H(n) = exp (1.526 (ln n)l/3 (ln ln n)2/3) (3)
which is the number of operations that NFS now uses for rarefied numbers.
(Achieving this formula would be quite a breakthrough.)
Costs of computation
I estimate that today a MIP-year costs about $10, as follows. You can buy
(parts for) a 10-MIP machine for about $500. With a lifetime of five years,
you get 50 MIP-years out of the machine.
As for rates of technological progress, for the "low" estimate I assume that
technology only advances at 20%/year. For the "average" estimate I assume that
technology advances at 33%/year, and for the "high" estimate I assume
45%/year. These are measured in terms of the drop in the cost of a MIP-year in
constant 1990 dollars. Thus, under the high estimate, $10 will buy 1.45 MIP-
years in 1991 and 2.10 MIP-years in 1992, etc.

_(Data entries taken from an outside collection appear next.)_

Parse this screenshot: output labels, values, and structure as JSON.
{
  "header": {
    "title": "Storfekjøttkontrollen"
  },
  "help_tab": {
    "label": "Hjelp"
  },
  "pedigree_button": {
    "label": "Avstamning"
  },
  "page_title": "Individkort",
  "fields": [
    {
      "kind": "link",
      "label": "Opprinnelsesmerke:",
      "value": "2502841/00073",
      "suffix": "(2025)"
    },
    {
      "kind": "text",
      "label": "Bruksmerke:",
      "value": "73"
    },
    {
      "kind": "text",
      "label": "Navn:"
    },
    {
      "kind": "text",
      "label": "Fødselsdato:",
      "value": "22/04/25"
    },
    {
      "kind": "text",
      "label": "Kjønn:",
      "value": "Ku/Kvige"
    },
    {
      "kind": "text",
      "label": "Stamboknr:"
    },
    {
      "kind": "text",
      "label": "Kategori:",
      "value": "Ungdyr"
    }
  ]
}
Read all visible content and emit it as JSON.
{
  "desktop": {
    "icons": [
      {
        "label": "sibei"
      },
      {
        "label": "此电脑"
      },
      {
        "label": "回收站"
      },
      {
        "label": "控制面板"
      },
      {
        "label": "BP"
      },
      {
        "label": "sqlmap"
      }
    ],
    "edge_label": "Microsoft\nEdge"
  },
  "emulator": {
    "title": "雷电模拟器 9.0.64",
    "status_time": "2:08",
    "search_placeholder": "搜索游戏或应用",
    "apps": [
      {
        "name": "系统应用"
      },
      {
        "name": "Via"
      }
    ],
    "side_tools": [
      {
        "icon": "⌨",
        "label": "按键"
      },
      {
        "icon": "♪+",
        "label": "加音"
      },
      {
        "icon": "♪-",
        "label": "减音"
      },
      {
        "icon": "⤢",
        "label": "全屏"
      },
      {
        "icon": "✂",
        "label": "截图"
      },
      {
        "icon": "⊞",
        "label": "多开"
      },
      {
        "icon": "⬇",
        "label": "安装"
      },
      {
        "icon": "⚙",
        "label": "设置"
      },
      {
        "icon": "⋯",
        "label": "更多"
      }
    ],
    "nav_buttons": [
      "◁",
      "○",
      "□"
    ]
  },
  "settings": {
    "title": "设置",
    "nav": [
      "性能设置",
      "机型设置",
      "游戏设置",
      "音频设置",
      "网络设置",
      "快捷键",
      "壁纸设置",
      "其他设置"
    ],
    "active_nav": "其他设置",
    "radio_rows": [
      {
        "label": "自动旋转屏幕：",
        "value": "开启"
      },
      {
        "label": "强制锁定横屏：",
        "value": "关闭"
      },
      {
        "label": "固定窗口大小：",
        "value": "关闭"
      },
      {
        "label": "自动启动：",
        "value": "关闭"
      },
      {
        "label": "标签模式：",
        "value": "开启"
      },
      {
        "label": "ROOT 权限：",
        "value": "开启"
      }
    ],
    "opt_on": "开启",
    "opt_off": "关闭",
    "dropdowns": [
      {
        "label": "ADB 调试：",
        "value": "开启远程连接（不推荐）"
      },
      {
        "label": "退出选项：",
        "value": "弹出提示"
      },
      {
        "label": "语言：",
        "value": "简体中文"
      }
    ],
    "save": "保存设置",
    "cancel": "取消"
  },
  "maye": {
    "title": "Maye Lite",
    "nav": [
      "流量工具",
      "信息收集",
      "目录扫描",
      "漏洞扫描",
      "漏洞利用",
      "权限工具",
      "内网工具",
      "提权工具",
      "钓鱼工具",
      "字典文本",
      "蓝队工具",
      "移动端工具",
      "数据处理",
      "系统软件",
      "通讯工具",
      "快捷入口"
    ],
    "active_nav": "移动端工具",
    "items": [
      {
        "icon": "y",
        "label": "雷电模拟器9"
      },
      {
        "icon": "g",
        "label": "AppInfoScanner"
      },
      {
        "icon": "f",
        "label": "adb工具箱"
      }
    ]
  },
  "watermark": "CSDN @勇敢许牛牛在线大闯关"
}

At this rate, we can estimate the number of MIP-years that can be bought for
$1 as follows:
Year Low Average High
1990 0.100 0.100 0.100
1995 0.249 0.416 0.641
2000 0.619 1.732 4.109
2005 1.540 7.207 26.340
2010 3.833 30.000 168.800
2015 9,540 124.800 1082.000
2020 23.74 519.500 6935.000
Combining this with our "low" ($25K), "average" ($25M), and "high" ($25G)
estimates for dollars available, we arrive at the following chart for the
number of MIP-years affordable. (Here T is the abbreviation for "tera," i.e.
1012.)
Year Low Average High
1990 2.5K 2.5M 2.5G
1995 6K 10M 16G
2000 15K 43M 103G
2005 38K 180M 658G
2010 96K 750M 4.2T
2015 239K 3.1G 27T
2020 549K 13G 173T
That is, in the year 2020, a determined opponent with $25G might be able to
afford 173 tera MIP-years to attack a number.
Results
We now give the number of operations required to factor numbers of various
sizes under our low, average, and high estimates (formulas (1), (2), and (3)).
These are given in MIP-years.
Digits Low Average High
100 74 74 0.1
150 1M 1M 38
200 4G 4G 4K
250 6T 2T 261K
300 5 x 1015 3 x 1014 10M
350 2 x 1018 2 x 1016 252M
400 9 x 1020 1018 5G
450 2 x 1023 6 x 1019 81G
500 4 x 1025 2 x 1021 1T
Combining the above charts with some additional calculation, we end up with
our low, average, and high estimates for the size of a number (in digits) that
an attacker would be able to factor at various points in time.
Year Low Average High
1990 117 155 388
1995 122 163 421
2000 127 172 455
2005 132 181 490
2010 137 190 528
2015 142 199 567
2020 147 204 607
Conclusions
If one wishes to devise a "standard" based on a 25-year lifetime for an
average attack, then a recommendation of 200 decimal digits (665 bits) seems
justified. A "super-master" key over the same lifetime might well be chosen to
be three times that length (600 decimal digits, or 1994 bits).
- Dr. Ron Rivest